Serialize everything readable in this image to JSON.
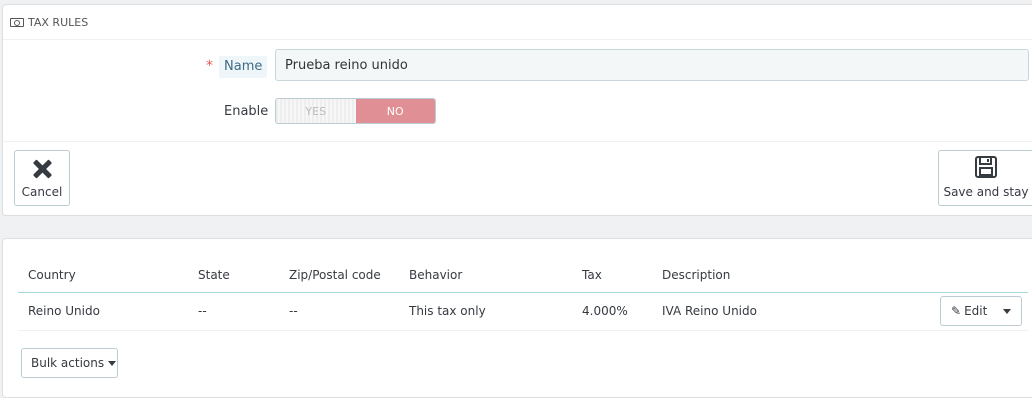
{
  "panel_rules": {
    "heading_icon": "money-icon",
    "heading": "TAX RULES",
    "name_required_marker": "*",
    "name_label": "Name",
    "name_value": "Prueba reino unido",
    "enable_label": "Enable",
    "enable_options": {
      "yes": "YES",
      "no": "NO",
      "selected": "NO"
    },
    "cancel_label": "Cancel",
    "cancel_icon": "close-icon",
    "save_label": "Save and stay",
    "save_icon": "save-icon"
  },
  "table": {
    "columns": [
      "Country",
      "State",
      "Zip/Postal code",
      "Behavior",
      "Tax",
      "Description"
    ],
    "rows": [
      {
        "country": "Reino Unido",
        "state": "--",
        "zip": "--",
        "behavior": "This tax only",
        "tax": "4.000%",
        "description": "IVA Reino Unido"
      }
    ],
    "row_action_label": "Edit",
    "row_action_icon": "pencil-icon",
    "bulk_label": "Bulk actions"
  },
  "colors": {
    "accent": "#25b9d7",
    "switch_no": "#e08f95",
    "required": "#e35d5d"
  }
}
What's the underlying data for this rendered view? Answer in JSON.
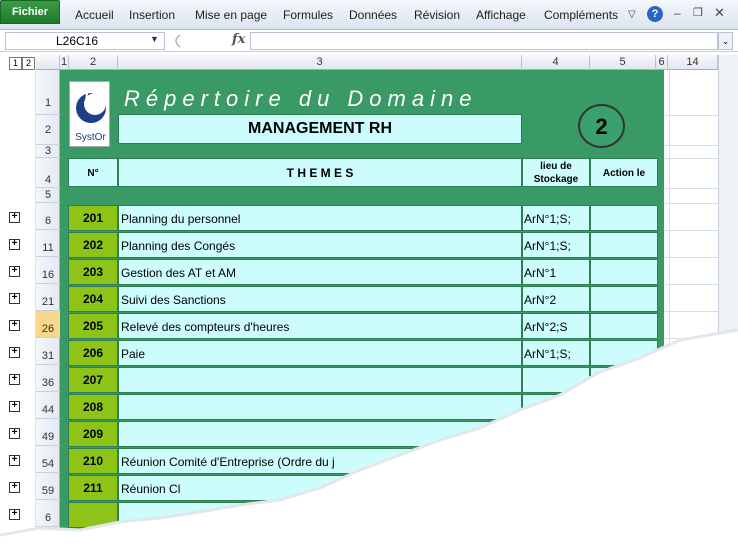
{
  "ribbon": {
    "file": "Fichier",
    "tabs": [
      "Accueil",
      "Insertion",
      "Mise en page",
      "Formules",
      "Données",
      "Révision",
      "Affichage",
      "Compléments"
    ]
  },
  "formula_bar": {
    "name_box": "L26C16",
    "fx": "fx",
    "value": ""
  },
  "outline_levels": [
    "1",
    "2"
  ],
  "columns": [
    "1",
    "2",
    "3",
    "4",
    "5",
    "6",
    "14"
  ],
  "rows": [
    "1",
    "2",
    "3",
    "4",
    "5",
    "6",
    "11",
    "16",
    "21",
    "26",
    "31",
    "36",
    "44",
    "49",
    "54",
    "59",
    "6"
  ],
  "sheet": {
    "title": "Répertoire du Domaine",
    "subtitle": "MANAGEMENT RH",
    "badge": "2",
    "logo_text": "SystOr",
    "headers": {
      "num": "N°",
      "themes": "T H E M E S",
      "storage": "lieu de Stockage",
      "action": "Action le"
    },
    "items": [
      {
        "num": "201",
        "theme": "Planning du personnel",
        "storage": "ArN°1;S;",
        "action": ""
      },
      {
        "num": "202",
        "theme": "Planning des Congés",
        "storage": "ArN°1;S;",
        "action": ""
      },
      {
        "num": "203",
        "theme": "Gestion des AT et AM",
        "storage": "ArN°1",
        "action": ""
      },
      {
        "num": "204",
        "theme": "Suivi des Sanctions",
        "storage": "ArN°2",
        "action": ""
      },
      {
        "num": "205",
        "theme": "Relevé des compteurs d'heures",
        "storage": "ArN°2;S",
        "action": ""
      },
      {
        "num": "206",
        "theme": "Paie",
        "storage": "ArN°1;S;",
        "action": ""
      },
      {
        "num": "207",
        "theme": "",
        "storage": "",
        "action": ""
      },
      {
        "num": "208",
        "theme": "",
        "storage": "",
        "action": ""
      },
      {
        "num": "209",
        "theme": "",
        "storage": "",
        "action": ""
      },
      {
        "num": "210",
        "theme": "Réunion Comité d'Entreprise (Ordre du j",
        "storage": "",
        "action": ""
      },
      {
        "num": "211",
        "theme": "Réunion Cl",
        "storage": "",
        "action": ""
      }
    ]
  },
  "colors": {
    "file_tab": "#1f7a2b",
    "sheet_green": "#3a9a66",
    "cell_cyan": "#ccfcfc",
    "num_green": "#8ec318",
    "active_row": "#f8d68a"
  }
}
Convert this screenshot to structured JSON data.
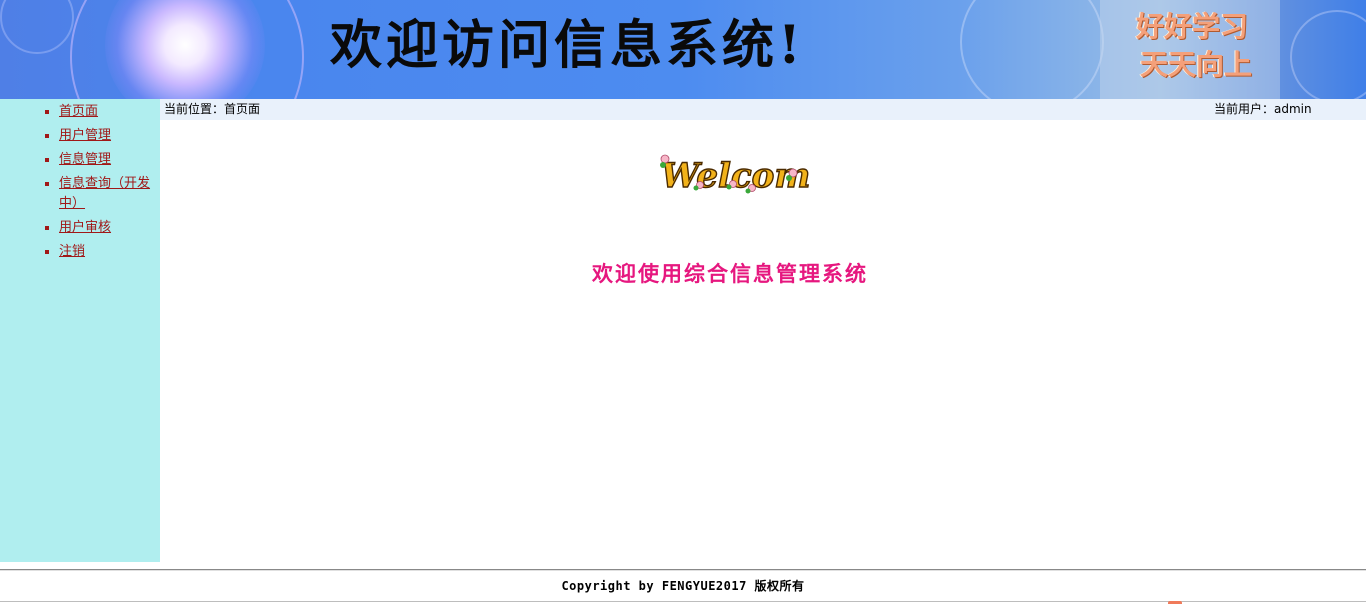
{
  "banner": {
    "title": "欢迎访问信息系统!",
    "motto_line1": "好好学习",
    "motto_line2": "天天向上"
  },
  "sidebar": {
    "items": [
      {
        "label": "首页面"
      },
      {
        "label": "用户管理"
      },
      {
        "label": "信息管理"
      },
      {
        "label": "信息查询（开发中）"
      },
      {
        "label": "用户审核"
      },
      {
        "label": "注销"
      }
    ]
  },
  "location_bar": {
    "location": "当前位置：首页面",
    "current_user": "当前用户：admin"
  },
  "main": {
    "welcome_image_text": "Welcome",
    "heading": "欢迎使用综合信息管理系统"
  },
  "footer": {
    "copyright": "Copyright by FENGYUE2017 版权所有"
  },
  "colors": {
    "sidebar_bg": "#b0eeef",
    "link": "#a01818",
    "heading": "#e6177f",
    "location_bar_bg": "#e9f1fb"
  }
}
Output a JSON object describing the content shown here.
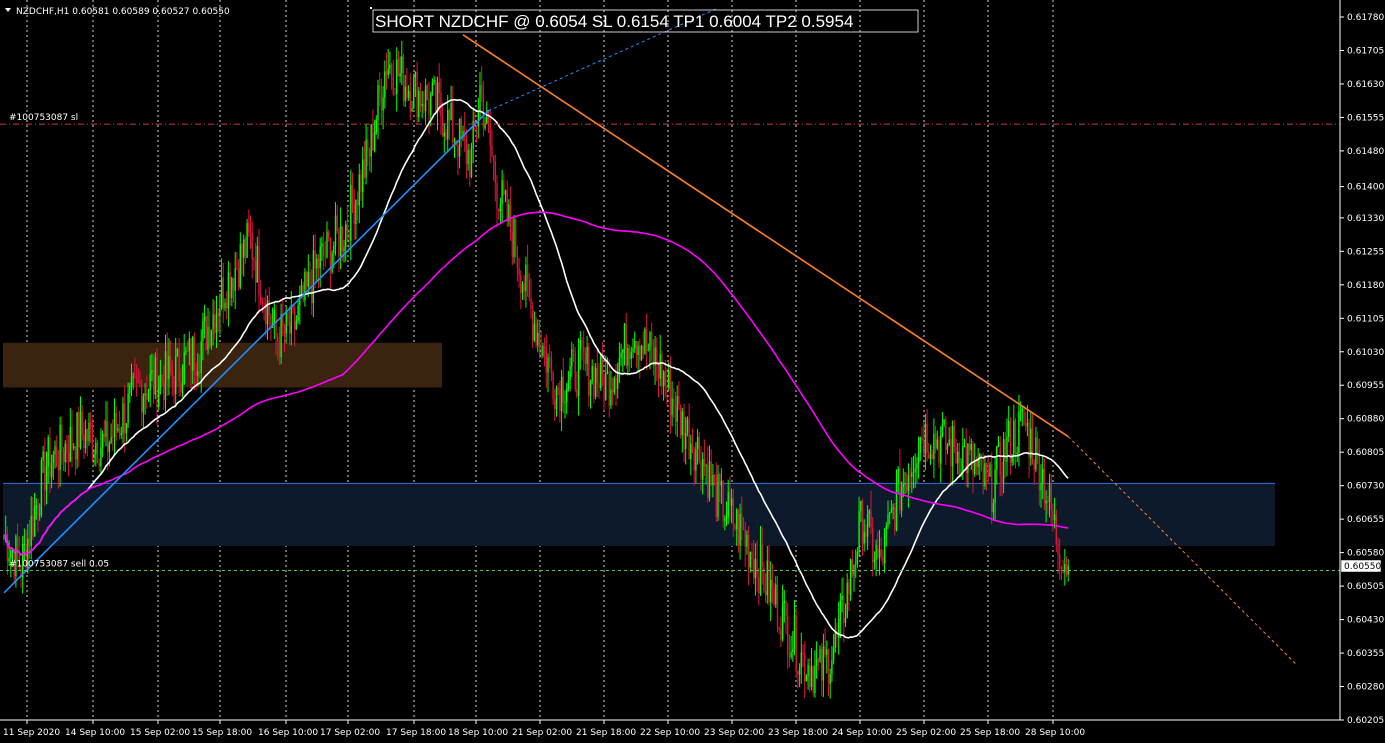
{
  "window": {
    "symbol_info": "NZDCHF,H1  0.60581 0.60589 0.60527 0.60550",
    "menu_icon": "triangle-down-icon"
  },
  "annotation": {
    "title": "SHORT NZDCHF @ 0.6054 SL 0.6154 TP1 0.6004 TP2 0.5954"
  },
  "levels": {
    "sl_label": "#100753087 sl",
    "sl_price": 0.6154,
    "entry_label": "#100753087 sell 0.05",
    "entry_price": 0.6054
  },
  "price_box": {
    "current_price_label": "0.60550",
    "current_price": 0.6055
  },
  "colors": {
    "background": "#000000",
    "bull": "#00ff00",
    "bear": "#dc143c",
    "ma_fast": "#ffffff",
    "ma_slow": "#ff00ff",
    "trendline_up": "#1e90ff",
    "trendline_down": "#ff7f27",
    "zone_upper": "#3a2410",
    "zone_lower": "#0d1a2c",
    "zone_lower_border": "#3a6fd8",
    "sl_line": "#c83c3c",
    "entry_line": "#5fbf5f",
    "grid": "#ffffff"
  },
  "chart_data": {
    "type": "candlestick",
    "symbol": "NZDCHF",
    "timeframe": "H1",
    "ylim": [
      0.602,
      0.618
    ],
    "y_ticks": [
      "0.61780",
      "0.61705",
      "0.61630",
      "0.61555",
      "0.61480",
      "0.61400",
      "0.61330",
      "0.61255",
      "0.61180",
      "0.61105",
      "0.61030",
      "0.60955",
      "0.60880",
      "0.60805",
      "0.60730",
      "0.60655",
      "0.60580",
      "0.60505",
      "0.60430",
      "0.60355",
      "0.60280",
      "0.60205"
    ],
    "x_ticks": [
      "11 Sep 2020",
      "14 Sep 10:00",
      "15 Sep 02:00",
      "15 Sep 18:00",
      "16 Sep 10:00",
      "17 Sep 02:00",
      "17 Sep 18:00",
      "18 Sep 10:00",
      "21 Sep 02:00",
      "21 Sep 18:00",
      "22 Sep 10:00",
      "23 Sep 02:00",
      "23 Sep 18:00",
      "24 Sep 10:00",
      "25 Sep 02:00",
      "25 Sep 18:00",
      "28 Sep 10:00"
    ],
    "close_anchors": [
      [
        0,
        0.6062
      ],
      [
        10,
        0.6055
      ],
      [
        25,
        0.6078
      ],
      [
        45,
        0.6085
      ],
      [
        60,
        0.6082
      ],
      [
        80,
        0.6095
      ],
      [
        100,
        0.6098
      ],
      [
        115,
        0.6104
      ],
      [
        130,
        0.6118
      ],
      [
        145,
        0.6128
      ],
      [
        160,
        0.6106
      ],
      [
        170,
        0.6108
      ],
      [
        185,
        0.6123
      ],
      [
        200,
        0.613
      ],
      [
        215,
        0.6148
      ],
      [
        225,
        0.6168
      ],
      [
        240,
        0.6162
      ],
      [
        255,
        0.6158
      ],
      [
        265,
        0.6152
      ],
      [
        275,
        0.6146
      ],
      [
        280,
        0.6162
      ],
      [
        290,
        0.614
      ],
      [
        300,
        0.6128
      ],
      [
        310,
        0.6112
      ],
      [
        325,
        0.6095
      ],
      [
        340,
        0.61
      ],
      [
        355,
        0.6096
      ],
      [
        370,
        0.6108
      ],
      [
        385,
        0.61
      ],
      [
        400,
        0.6086
      ],
      [
        410,
        0.608
      ],
      [
        420,
        0.607
      ],
      [
        435,
        0.6062
      ],
      [
        450,
        0.605
      ],
      [
        470,
        0.6034
      ],
      [
        480,
        0.6031
      ],
      [
        490,
        0.6038
      ],
      [
        505,
        0.6066
      ],
      [
        515,
        0.6055
      ],
      [
        525,
        0.607
      ],
      [
        540,
        0.6085
      ],
      [
        555,
        0.6082
      ],
      [
        565,
        0.608
      ],
      [
        580,
        0.6072
      ],
      [
        590,
        0.6082
      ],
      [
        600,
        0.6087
      ],
      [
        610,
        0.6077
      ],
      [
        620,
        0.606
      ],
      [
        626,
        0.6055
      ]
    ],
    "candle_count": 627,
    "moving_averages": [
      {
        "name": "",
        "period": 50,
        "color": "#ffffff"
      },
      {
        "name": "",
        "period": 200,
        "color": "#ff00ff"
      }
    ],
    "zones": [
      {
        "from_bar": 0,
        "to_bar": 270,
        "top": 0.6105,
        "bottom": 0.6095,
        "color": "#3a2410"
      },
      {
        "from_bar": 0,
        "to_bar": 740,
        "top": 0.60735,
        "bottom": 0.60595,
        "color": "#0d1a2c"
      }
    ],
    "trendlines": [
      {
        "from": [
          0,
          0.6049
        ],
        "to": [
          285,
          0.6157
        ],
        "extend_to": [
          420,
          0.618
        ],
        "color": "#1e90ff"
      },
      {
        "from": [
          270,
          0.6174
        ],
        "to": [
          626,
          0.6084
        ],
        "extend_to": [
          760,
          0.6033
        ],
        "color": "#ff7f27"
      }
    ],
    "grid": true
  }
}
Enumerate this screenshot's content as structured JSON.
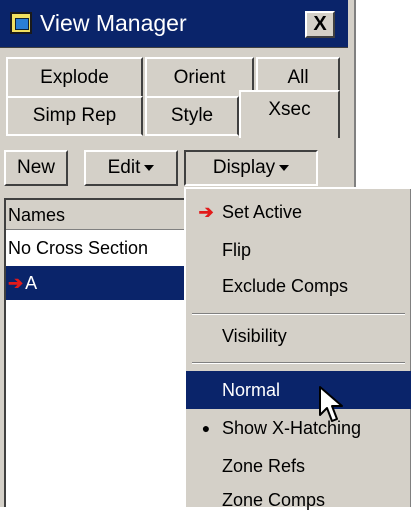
{
  "window": {
    "title": "View Manager",
    "close_label": "X"
  },
  "tabs_row1": [
    {
      "label": "Explode"
    },
    {
      "label": "Orient"
    },
    {
      "label": "All"
    }
  ],
  "tabs_row2": [
    {
      "label": "Simp Rep"
    },
    {
      "label": "Style"
    },
    {
      "label": "Xsec"
    }
  ],
  "active_tab": "Xsec",
  "toolbar": {
    "new_label": "New",
    "edit_label": "Edit",
    "display_label": "Display"
  },
  "list": {
    "header": "Names",
    "rows": [
      {
        "label": "No Cross Section",
        "marker": ""
      },
      {
        "label": "A",
        "marker": "➔"
      }
    ],
    "selected_index": 1
  },
  "menu": {
    "items": [
      {
        "label": "Set Active",
        "glyph": "➔"
      },
      {
        "label": "Flip",
        "glyph": ""
      },
      {
        "label": "Exclude Comps",
        "glyph": ""
      },
      {
        "label": "Visibility",
        "glyph": ""
      },
      {
        "label": "Normal",
        "glyph": ""
      },
      {
        "label": "Show X-Hatching",
        "glyph": "●"
      },
      {
        "label": "Zone Refs",
        "glyph": ""
      },
      {
        "label": "Zone Comps",
        "glyph": ""
      }
    ],
    "highlighted": "Normal"
  },
  "colors": {
    "selection": "#0a246a",
    "arrow": "#e21b1b",
    "face": "#d4d0c8"
  }
}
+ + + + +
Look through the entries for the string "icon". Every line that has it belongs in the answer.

### Answer section
    "heading_icon": "money-icon",
    "cancel_icon": "close-icon",
    "save_icon": "save-icon"
    "row_action_icon": "pencil-icon",
    "menu_icon": "triangle-down-icon"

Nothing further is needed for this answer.